>>>

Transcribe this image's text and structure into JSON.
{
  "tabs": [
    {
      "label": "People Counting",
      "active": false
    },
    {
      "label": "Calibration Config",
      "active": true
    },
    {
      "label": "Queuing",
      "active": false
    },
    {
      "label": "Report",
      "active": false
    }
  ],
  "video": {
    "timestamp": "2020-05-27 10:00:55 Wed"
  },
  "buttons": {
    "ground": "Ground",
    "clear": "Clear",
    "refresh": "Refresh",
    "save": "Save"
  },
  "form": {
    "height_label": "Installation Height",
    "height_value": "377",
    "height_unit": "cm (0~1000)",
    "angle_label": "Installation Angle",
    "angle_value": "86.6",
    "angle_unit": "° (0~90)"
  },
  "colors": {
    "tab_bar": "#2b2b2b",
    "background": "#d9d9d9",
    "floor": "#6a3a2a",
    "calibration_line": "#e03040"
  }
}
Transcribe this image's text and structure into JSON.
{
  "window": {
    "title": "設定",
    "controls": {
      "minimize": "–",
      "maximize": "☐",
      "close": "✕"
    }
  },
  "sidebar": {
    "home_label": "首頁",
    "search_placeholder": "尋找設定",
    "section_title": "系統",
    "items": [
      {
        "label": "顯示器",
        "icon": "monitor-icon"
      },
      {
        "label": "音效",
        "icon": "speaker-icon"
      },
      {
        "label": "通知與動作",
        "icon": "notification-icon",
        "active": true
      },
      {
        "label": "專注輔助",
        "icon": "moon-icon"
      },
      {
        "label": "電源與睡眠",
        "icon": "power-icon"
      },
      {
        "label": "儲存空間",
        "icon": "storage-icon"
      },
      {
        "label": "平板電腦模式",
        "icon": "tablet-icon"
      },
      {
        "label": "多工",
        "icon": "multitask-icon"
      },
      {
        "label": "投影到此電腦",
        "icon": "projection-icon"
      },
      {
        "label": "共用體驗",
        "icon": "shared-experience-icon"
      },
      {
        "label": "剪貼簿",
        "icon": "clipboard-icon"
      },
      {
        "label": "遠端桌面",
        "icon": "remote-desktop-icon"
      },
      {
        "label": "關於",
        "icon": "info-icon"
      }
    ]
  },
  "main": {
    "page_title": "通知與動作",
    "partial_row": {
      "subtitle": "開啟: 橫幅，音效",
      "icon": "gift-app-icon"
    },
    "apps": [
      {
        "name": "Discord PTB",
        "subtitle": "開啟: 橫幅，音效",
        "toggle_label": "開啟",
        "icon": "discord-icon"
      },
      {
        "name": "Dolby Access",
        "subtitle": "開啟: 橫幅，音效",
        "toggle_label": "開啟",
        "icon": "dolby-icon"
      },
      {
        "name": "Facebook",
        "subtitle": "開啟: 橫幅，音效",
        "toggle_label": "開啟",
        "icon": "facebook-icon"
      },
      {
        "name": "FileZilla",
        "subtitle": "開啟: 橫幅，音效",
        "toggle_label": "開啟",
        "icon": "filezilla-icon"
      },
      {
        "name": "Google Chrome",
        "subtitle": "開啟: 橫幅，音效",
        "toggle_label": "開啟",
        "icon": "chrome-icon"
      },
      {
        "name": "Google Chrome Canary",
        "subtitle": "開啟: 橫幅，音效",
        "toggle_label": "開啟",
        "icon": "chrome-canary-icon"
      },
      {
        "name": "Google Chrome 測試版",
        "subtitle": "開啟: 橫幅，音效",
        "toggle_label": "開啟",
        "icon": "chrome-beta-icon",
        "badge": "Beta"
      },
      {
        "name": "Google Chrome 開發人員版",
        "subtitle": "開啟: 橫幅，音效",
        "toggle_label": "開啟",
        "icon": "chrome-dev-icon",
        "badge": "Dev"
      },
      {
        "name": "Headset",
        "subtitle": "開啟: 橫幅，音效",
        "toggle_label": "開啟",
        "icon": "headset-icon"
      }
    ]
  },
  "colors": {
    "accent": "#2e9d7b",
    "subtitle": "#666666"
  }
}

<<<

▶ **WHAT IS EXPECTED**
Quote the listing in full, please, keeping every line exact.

▶ **OUTPUT OF THE TASK**
Transcribe this image's text and structure into JSON.
{
  "tabs": [
    {
      "label": "People Counting",
      "active": false
    },
    {
      "label": "Calibration Config",
      "active": true
    },
    {
      "label": "Queuing",
      "active": false
    },
    {
      "label": "Report",
      "active": false
    }
  ],
  "video": {
    "timestamp": "2020-05-27 10:00:55 Wed"
  },
  "buttons": {
    "ground": "Ground",
    "clear": "Clear",
    "refresh": "Refresh",
    "save": "Save"
  },
  "form": {
    "height_label": "Installation Height",
    "height_value": "377",
    "height_unit": "cm (0~1000)",
    "angle_label": "Installation Angle",
    "angle_value": "86.6",
    "angle_unit": "° (0~90)"
  },
  "colors": {
    "tab_bar": "#2b2b2b",
    "background": "#d9d9d9",
    "floor": "#6a3a2a",
    "calibration_line": "#e03040"
  }
}
Transcribe this image's text and structure into JSON.
{
  "window": {
    "title": "設定",
    "controls": {
      "minimize": "–",
      "maximize": "☐",
      "close": "✕"
    }
  },
  "sidebar": {
    "home_label": "首頁",
    "search_placeholder": "尋找設定",
    "section_title": "系統",
    "items": [
      {
        "label": "顯示器",
        "icon": "monitor-icon"
      },
      {
        "label": "音效",
        "icon": "speaker-icon"
      },
      {
        "label": "通知與動作",
        "icon": "notification-icon",
        "active": true
      },
      {
        "label": "專注輔助",
        "icon": "moon-icon"
      },
      {
        "label": "電源與睡眠",
        "icon": "power-icon"
      },
      {
        "label": "儲存空間",
        "icon": "storage-icon"
      },
      {
        "label": "平板電腦模式",
        "icon": "tablet-icon"
      },
      {
        "label": "多工",
        "icon": "multitask-icon"
      },
      {
        "label": "投影到此電腦",
        "icon": "projection-icon"
      },
      {
        "label": "共用體驗",
        "icon": "shared-experience-icon"
      },
      {
        "label": "剪貼簿",
        "icon": "clipboard-icon"
      },
      {
        "label": "遠端桌面",
        "icon": "remote-desktop-icon"
      },
      {
        "label": "關於",
        "icon": "info-icon"
      }
    ]
  },
  "main": {
    "page_title": "通知與動作",
    "partial_row": {
      "subtitle": "開啟: 橫幅，音效",
      "icon": "gift-app-icon"
    },
    "apps": [
      {
        "name": "Discord PTB",
        "subtitle": "開啟: 橫幅，音效",
        "toggle_label": "開啟",
        "icon": "discord-icon"
      },
      {
        "name": "Dolby Access",
        "subtitle": "開啟: 橫幅，音效",
        "toggle_label": "開啟",
        "icon": "dolby-icon"
      },
      {
        "name": "Facebook",
        "subtitle": "開啟: 橫幅，音效",
        "toggle_label": "開啟",
        "icon": "facebook-icon"
      },
      {
        "name": "FileZilla",
        "subtitle": "開啟: 橫幅，音效",
        "toggle_label": "開啟",
        "icon": "filezilla-icon"
      },
      {
        "name": "Google Chrome",
        "subtitle": "開啟: 橫幅，音效",
        "toggle_label": "開啟",
        "icon": "chrome-icon"
      },
      {
        "name": "Google Chrome Canary",
        "subtitle": "開啟: 橫幅，音效",
        "toggle_label": "開啟",
        "icon": "chrome-canary-icon"
      },
      {
        "name": "Google Chrome 測試版",
        "subtitle": "開啟: 橫幅，音效",
        "toggle_label": "開啟",
        "icon": "chrome-beta-icon",
        "badge": "Beta"
      },
      {
        "name": "Google Chrome 開發人員版",
        "subtitle": "開啟: 橫幅，音效",
        "toggle_label": "開啟",
        "icon": "chrome-dev-icon",
        "badge": "Dev"
      },
      {
        "name": "Headset",
        "subtitle": "開啟: 橫幅，音效",
        "toggle_label": "開啟",
        "icon": "headset-icon"
      }
    ]
  },
  "colors": {
    "accent": "#2e9d7b",
    "subtitle": "#666666"
  }
}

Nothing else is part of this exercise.